- [Exercise objective] Each record must appear in your answer exactly as it does below.

(Element data from apps and pages)
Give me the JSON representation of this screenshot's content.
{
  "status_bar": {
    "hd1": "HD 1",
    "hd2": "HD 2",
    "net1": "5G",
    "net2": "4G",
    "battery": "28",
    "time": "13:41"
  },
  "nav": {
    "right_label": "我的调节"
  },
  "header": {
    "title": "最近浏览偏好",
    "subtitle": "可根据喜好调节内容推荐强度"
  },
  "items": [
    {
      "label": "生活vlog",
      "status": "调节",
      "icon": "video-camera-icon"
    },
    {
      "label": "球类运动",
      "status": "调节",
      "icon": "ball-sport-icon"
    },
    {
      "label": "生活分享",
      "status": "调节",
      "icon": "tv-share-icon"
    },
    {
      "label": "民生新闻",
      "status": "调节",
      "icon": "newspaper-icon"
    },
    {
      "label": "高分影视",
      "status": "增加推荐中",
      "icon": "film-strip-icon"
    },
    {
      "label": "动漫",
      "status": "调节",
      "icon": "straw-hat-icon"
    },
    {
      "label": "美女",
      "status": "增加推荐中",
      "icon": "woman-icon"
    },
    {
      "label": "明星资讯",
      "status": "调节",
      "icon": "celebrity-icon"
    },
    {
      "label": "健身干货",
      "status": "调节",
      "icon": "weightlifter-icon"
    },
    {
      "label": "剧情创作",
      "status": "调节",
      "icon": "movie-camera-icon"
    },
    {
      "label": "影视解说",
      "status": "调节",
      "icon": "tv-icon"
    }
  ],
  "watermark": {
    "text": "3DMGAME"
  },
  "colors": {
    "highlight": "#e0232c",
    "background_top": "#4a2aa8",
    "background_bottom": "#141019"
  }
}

- [Written answer]
Give me the JSON representation of this screenshot's content.
{
  "status_bar": {
    "hd1": "HD 1",
    "hd2": "HD 2",
    "net1": "5G",
    "net2": "4G",
    "battery": "28",
    "time": "13:41"
  },
  "nav": {
    "right_label": "我的调节"
  },
  "header": {
    "title": "最近浏览偏好",
    "subtitle": "可根据喜好调节内容推荐强度"
  },
  "items": [
    {
      "label": "生活vlog",
      "status": "调节",
      "icon": "video-camera-icon"
    },
    {
      "label": "球类运动",
      "status": "调节",
      "icon": "ball-sport-icon"
    },
    {
      "label": "生活分享",
      "status": "调节",
      "icon": "tv-share-icon"
    },
    {
      "label": "民生新闻",
      "status": "调节",
      "icon": "newspaper-icon"
    },
    {
      "label": "高分影视",
      "status": "增加推荐中",
      "icon": "film-strip-icon"
    },
    {
      "label": "动漫",
      "status": "调节",
      "icon": "straw-hat-icon"
    },
    {
      "label": "美女",
      "status": "增加推荐中",
      "icon": "woman-icon"
    },
    {
      "label": "明星资讯",
      "status": "调节",
      "icon": "celebrity-icon"
    },
    {
      "label": "健身干货",
      "status": "调节",
      "icon": "weightlifter-icon"
    },
    {
      "label": "剧情创作",
      "status": "调节",
      "icon": "movie-camera-icon"
    },
    {
      "label": "影视解说",
      "status": "调节",
      "icon": "tv-icon"
    }
  ],
  "watermark": {
    "text": "3DMGAME"
  },
  "colors": {
    "highlight": "#e0232c",
    "background_top": "#4a2aa8",
    "background_bottom": "#141019"
  }
}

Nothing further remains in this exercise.